Activity> Some lines in the material below hold the word "JSON". Copy all of them.

Available data>
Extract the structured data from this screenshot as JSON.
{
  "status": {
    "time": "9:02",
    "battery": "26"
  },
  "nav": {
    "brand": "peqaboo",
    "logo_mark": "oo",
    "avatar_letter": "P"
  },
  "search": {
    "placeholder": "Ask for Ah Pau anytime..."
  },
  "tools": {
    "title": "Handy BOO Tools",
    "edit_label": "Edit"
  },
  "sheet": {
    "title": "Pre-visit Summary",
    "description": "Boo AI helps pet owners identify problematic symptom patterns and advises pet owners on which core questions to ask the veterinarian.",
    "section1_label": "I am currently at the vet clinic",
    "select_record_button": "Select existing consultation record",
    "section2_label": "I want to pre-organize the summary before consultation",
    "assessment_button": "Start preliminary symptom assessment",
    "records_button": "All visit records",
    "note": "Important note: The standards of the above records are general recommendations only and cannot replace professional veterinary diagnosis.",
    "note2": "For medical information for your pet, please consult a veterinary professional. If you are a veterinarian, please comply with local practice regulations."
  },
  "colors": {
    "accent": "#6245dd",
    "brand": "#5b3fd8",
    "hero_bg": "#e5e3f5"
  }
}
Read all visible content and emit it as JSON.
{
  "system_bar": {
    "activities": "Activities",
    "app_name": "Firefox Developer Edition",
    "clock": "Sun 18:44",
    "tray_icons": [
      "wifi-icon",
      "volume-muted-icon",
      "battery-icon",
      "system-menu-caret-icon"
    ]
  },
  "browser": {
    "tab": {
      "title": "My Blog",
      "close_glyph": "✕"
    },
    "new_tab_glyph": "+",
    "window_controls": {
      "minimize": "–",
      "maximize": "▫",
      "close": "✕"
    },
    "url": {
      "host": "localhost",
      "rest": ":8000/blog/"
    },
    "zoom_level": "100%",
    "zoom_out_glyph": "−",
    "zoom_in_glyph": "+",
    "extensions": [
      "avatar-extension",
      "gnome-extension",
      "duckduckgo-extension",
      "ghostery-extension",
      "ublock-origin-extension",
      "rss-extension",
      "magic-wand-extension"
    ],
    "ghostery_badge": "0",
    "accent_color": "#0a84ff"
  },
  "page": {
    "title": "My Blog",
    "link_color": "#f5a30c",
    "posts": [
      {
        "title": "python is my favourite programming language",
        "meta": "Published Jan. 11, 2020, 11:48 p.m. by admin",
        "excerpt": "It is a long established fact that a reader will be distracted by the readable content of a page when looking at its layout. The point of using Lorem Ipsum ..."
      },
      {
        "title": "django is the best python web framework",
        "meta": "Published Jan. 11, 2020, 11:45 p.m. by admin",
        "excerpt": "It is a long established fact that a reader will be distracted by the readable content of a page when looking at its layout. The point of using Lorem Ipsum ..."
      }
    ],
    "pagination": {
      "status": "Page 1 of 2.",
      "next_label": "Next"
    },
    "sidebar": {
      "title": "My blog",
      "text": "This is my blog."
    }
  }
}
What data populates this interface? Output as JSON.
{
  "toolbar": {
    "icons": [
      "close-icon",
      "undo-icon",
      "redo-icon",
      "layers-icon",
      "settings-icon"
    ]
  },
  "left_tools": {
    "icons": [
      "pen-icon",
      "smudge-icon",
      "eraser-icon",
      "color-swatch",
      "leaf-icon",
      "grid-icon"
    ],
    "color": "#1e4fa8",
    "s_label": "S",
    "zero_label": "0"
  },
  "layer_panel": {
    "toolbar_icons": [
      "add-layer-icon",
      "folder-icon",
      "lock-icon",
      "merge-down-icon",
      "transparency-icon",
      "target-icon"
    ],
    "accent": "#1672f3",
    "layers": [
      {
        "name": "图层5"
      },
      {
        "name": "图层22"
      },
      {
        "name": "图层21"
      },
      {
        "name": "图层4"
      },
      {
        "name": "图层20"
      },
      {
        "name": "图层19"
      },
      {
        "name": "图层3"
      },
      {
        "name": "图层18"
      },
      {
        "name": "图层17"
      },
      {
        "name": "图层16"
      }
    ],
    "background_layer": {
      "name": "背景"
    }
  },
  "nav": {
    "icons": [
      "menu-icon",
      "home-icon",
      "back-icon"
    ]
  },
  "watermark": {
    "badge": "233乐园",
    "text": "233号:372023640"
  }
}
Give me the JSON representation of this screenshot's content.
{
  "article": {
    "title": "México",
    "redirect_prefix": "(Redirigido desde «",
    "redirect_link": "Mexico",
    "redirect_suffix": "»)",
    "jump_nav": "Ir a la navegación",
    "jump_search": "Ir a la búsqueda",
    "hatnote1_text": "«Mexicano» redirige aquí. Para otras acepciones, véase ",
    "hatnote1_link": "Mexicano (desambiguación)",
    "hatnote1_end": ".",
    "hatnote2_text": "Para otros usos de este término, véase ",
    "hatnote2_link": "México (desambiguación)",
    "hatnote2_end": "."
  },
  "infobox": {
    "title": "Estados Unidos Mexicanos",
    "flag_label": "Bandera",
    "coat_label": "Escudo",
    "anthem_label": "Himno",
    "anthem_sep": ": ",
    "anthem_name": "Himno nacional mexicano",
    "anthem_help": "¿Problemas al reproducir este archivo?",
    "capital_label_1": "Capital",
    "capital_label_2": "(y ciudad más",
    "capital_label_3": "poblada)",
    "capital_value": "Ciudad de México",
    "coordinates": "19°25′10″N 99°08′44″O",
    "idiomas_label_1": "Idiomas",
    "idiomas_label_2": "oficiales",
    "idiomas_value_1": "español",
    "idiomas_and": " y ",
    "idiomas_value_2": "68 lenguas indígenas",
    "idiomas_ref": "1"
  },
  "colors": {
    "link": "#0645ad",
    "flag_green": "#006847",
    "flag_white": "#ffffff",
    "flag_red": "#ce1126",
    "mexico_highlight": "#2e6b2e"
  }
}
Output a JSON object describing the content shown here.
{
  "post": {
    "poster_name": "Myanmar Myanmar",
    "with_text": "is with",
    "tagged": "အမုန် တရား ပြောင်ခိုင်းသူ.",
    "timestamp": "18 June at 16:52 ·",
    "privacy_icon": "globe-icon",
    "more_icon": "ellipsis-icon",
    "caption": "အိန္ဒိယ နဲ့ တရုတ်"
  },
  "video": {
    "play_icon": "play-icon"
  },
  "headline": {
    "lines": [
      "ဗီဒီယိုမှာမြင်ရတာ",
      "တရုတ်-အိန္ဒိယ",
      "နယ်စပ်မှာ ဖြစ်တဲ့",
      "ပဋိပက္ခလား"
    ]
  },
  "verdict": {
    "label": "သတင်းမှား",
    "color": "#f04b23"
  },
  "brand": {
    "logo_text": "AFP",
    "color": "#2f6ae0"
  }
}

Expected output>
Extract the structured data from this screenshot as JSON.
Read all visible content and emit it as JSON.
What data populates this interface? Output as JSON.
Give me the JSON representation of this screenshot's content.
Output a JSON object describing the content shown here.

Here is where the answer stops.